The hidden workplace skills of those with dyspraxia
When she returned from the summer break last year, British politician Emma Lewell-Buck searched in vain for her office. Many visitors to Westminster are confused by its labyrinthine corridors. However, it was not just the layout that made her walk around the wrong floor of parliament.
Ms Lewell-Buck, 37, has the life-long developmental disorder dyspraxia, which affects the way the brain organises movement and thought. “My sense of direction is very poor,” says the Labour MP. “Even if I have a map it may as well be a blank piece of paper. I have to find my way in an area through landmarks.” As with many people who have such a “hidden” condition, she has devised methods to cope at work. “My paper usage is probably tenfold everyone else’s,” says Ms Lewell-Buck, who represents the constituency of South Shields in the north-east of England.

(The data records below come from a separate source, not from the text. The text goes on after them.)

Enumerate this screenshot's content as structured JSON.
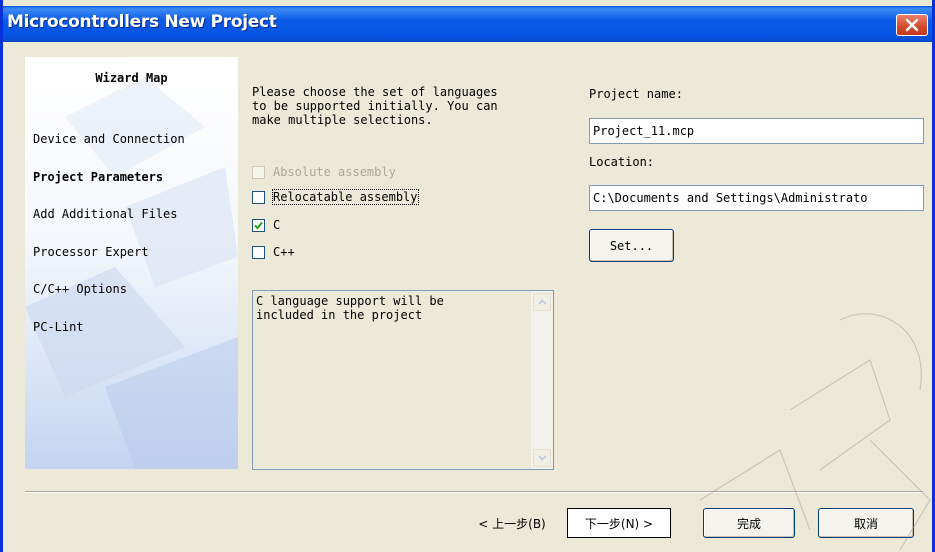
{
  "window": {
    "title": "Microcontrollers New Project"
  },
  "wizard_map": {
    "title": "Wizard Map",
    "items": [
      {
        "label": "Device and Connection",
        "active": false
      },
      {
        "label": "Project Parameters",
        "active": true
      },
      {
        "label": "Add Additional Files",
        "active": false
      },
      {
        "label": "Processor Expert",
        "active": false
      },
      {
        "label": "C/C++ Options",
        "active": false
      },
      {
        "label": "PC-Lint",
        "active": false
      }
    ]
  },
  "languages": {
    "prompt": "Please choose the set of languages\nto be supported initially. You can\nmake multiple selections.",
    "options": [
      {
        "label": "Absolute assembly",
        "checked": false,
        "disabled": true
      },
      {
        "label": "Relocatable assembly",
        "checked": false,
        "disabled": false
      },
      {
        "label": "C",
        "checked": true,
        "disabled": false
      },
      {
        "label": "C++",
        "checked": false,
        "disabled": false
      }
    ],
    "description": "C language support will be\nincluded in the project"
  },
  "project": {
    "name_label": "Project name:",
    "name_value": "Project_11.mcp",
    "location_label": "Location:",
    "location_value": "C:\\Documents and Settings\\Administrato",
    "set_button": "Set..."
  },
  "footer": {
    "back_button": "< 上一步(B)",
    "next_button": "下一步(N) >",
    "finish_button": "完成",
    "cancel_button": "取消"
  },
  "colors": {
    "titlebar": "#0553e2",
    "window_bg": "#ece9d8",
    "close_button": "#d24a2a"
  }
}
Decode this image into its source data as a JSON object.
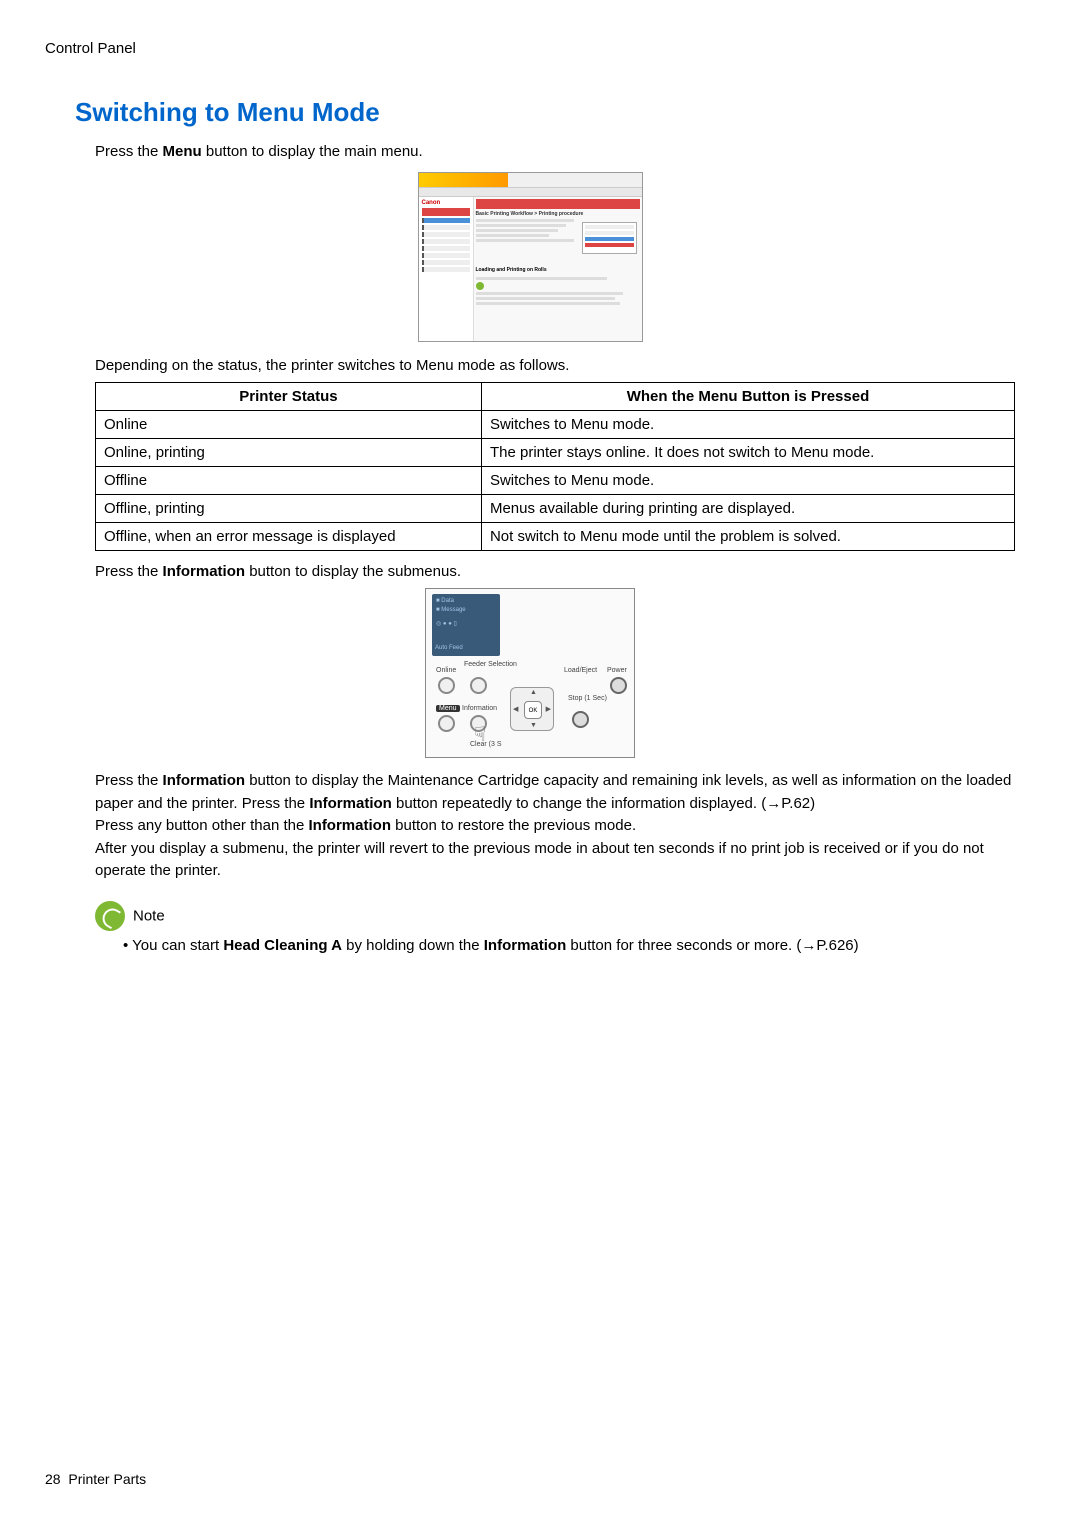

Reading from a screen is a struggle, so she prints out documents and uses highlighters and colour-coded ring-binders to organise key topics.